In your first year you will spend half a day a week (from week 3) in a clinical placement within thirty minutes of your campus in groups of four or five students. On placement, you will interact with patients to develop the consultation and examination skills you have been learning. In your second year, your time in placement increases to a day a week.

Phase II

Phase II is the moment you've been working towards: full exposure to clinical medicine. You will rotate through different medical and surgical specialities in hospitals and primary care settings throughout the region.

Our five sites in Hull, York, Grimbsy, Scarborough and Scunthorpe allow you to experience a wide range of medical conditions in a diverse social setting. This wide dispersion allows for good staff/student ratios in all teaching and learning exchanges (the optimum group size for learning in a practical environment is two to four) and it also provides extensive opportunity for one-to-one consultation practice with patients.

Each week, you will continue to alternate between a hospital and general practice or other community setting. Some are city-based, while others are further afield in small towns or rural areas.

You'll practice your examination, history-taking and problem-solving skills on real patients. You'll also learn essential clinical skills such as taking blood, inserting intravenous cannulas, and bladder catheterisation, all taught by dedicated specialist skills tutors.

Phase III

When you return from your elective and start your final year, you'll be the junior member (assistant intern) of a medical team. In this role, you'll rotate through general medicine, general surgery and general practice. You'll become more experienced in the skills required as a junior doctor, and you'll gain valuable experience working closely with a multidisciplinary team. Your working hours will be similar to those of a junior doctor, including on-call and shift arrangements.
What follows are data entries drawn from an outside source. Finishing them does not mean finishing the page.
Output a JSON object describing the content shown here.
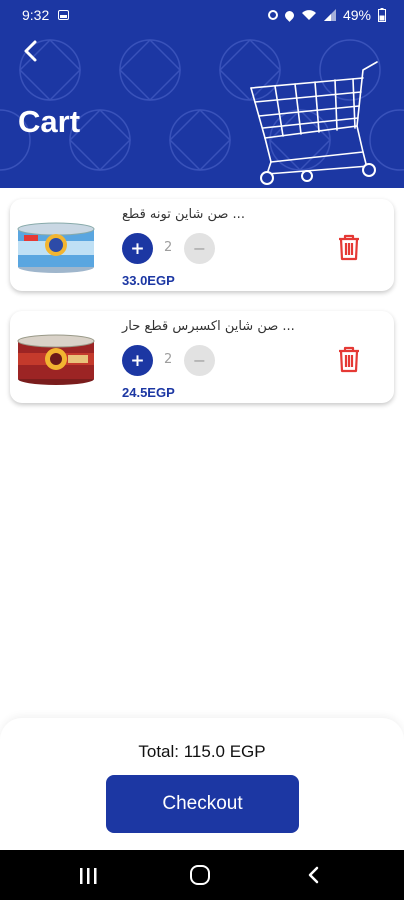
{
  "status_bar": {
    "time": "9:32",
    "battery": "49%"
  },
  "header": {
    "title": "Cart"
  },
  "items": [
    {
      "name": "صن شاين تونه قطع ...",
      "quantity": "2",
      "price": "33.0EGP",
      "plus_label": "+",
      "minus_label": "−"
    },
    {
      "name": "صن شاين اكسبرس قطع حار ...",
      "quantity": "2",
      "price": "24.5EGP",
      "plus_label": "+",
      "minus_label": "−"
    }
  ],
  "footer": {
    "total": "Total: 115.0 EGP",
    "checkout_label": "Checkout"
  },
  "colors": {
    "primary": "#1c37a3",
    "danger": "#e53935",
    "disabled": "#e2e2e2"
  },
  "icons": [
    "back-arrow-icon",
    "shopping-cart-icon",
    "trash-icon",
    "plus-icon",
    "minus-icon"
  ]
}
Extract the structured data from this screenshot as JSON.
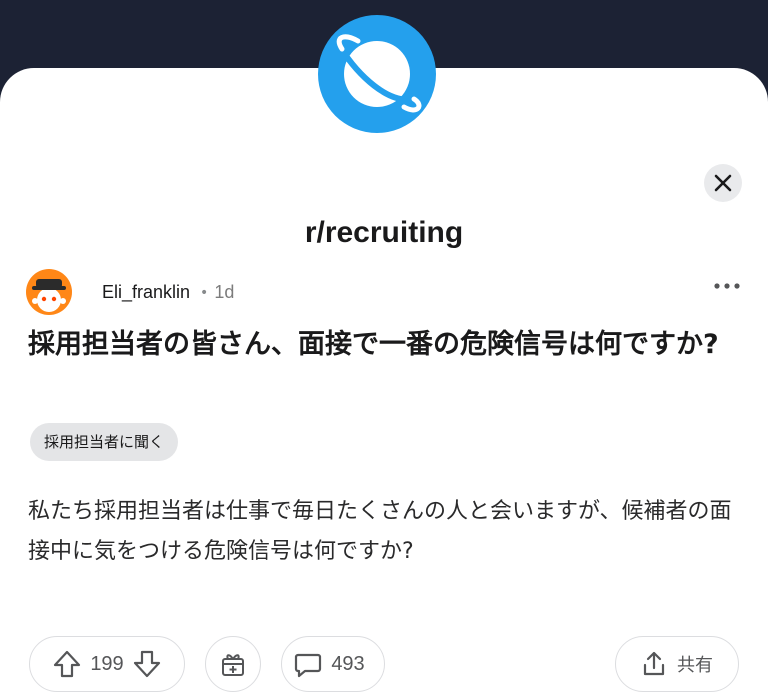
{
  "header": {
    "subreddit": "r/recruiting"
  },
  "post": {
    "author": "Eli_franklin",
    "separator": "•",
    "age": "1d",
    "title": "採用担当者の皆さん、面接で一番の危険信号は何ですか?",
    "flair": "採用担当者に聞く",
    "body": "私たち採用担当者は仕事で毎日たくさんの人と会いますが、候補者の面接中に気をつける危険信号は何ですか?"
  },
  "actions": {
    "upvotes": "199",
    "comments": "493",
    "share_label": "共有"
  },
  "icons": {
    "subreddit_avatar": "planet-icon",
    "close": "close-icon",
    "more": "more-options-icon",
    "upvote": "upvote-arrow-icon",
    "downvote": "downvote-arrow-icon",
    "award": "gift-award-icon",
    "comment": "comment-bubble-icon",
    "share": "share-icon"
  },
  "colors": {
    "top_band": "#1c2234",
    "subreddit_blue": "#24a0ed",
    "avatar_orange": "#ff8717",
    "flair_bg": "#e4e5e7"
  }
}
On surgical attachments, you should have opportunities to take part in pre-operative and post-operative care, and you'll be allocated patients for whom you are responsible, following these patients to theatre. In general practice, you'll see patients in surgery, taking responsibility for a range of common conditions under the supervision of the GP. You'll gain experience of prescribing, diagnosis and managing patients' conditions in a variety of settings, and learn how to perform the kinds of routine medical procedures that are part of a junior doctor's role.

After you've taken your final exams, you'll begin the final phase of your undergraduate training. This consists of an assistantship, which will help to prepare you for your role as a junior doctor.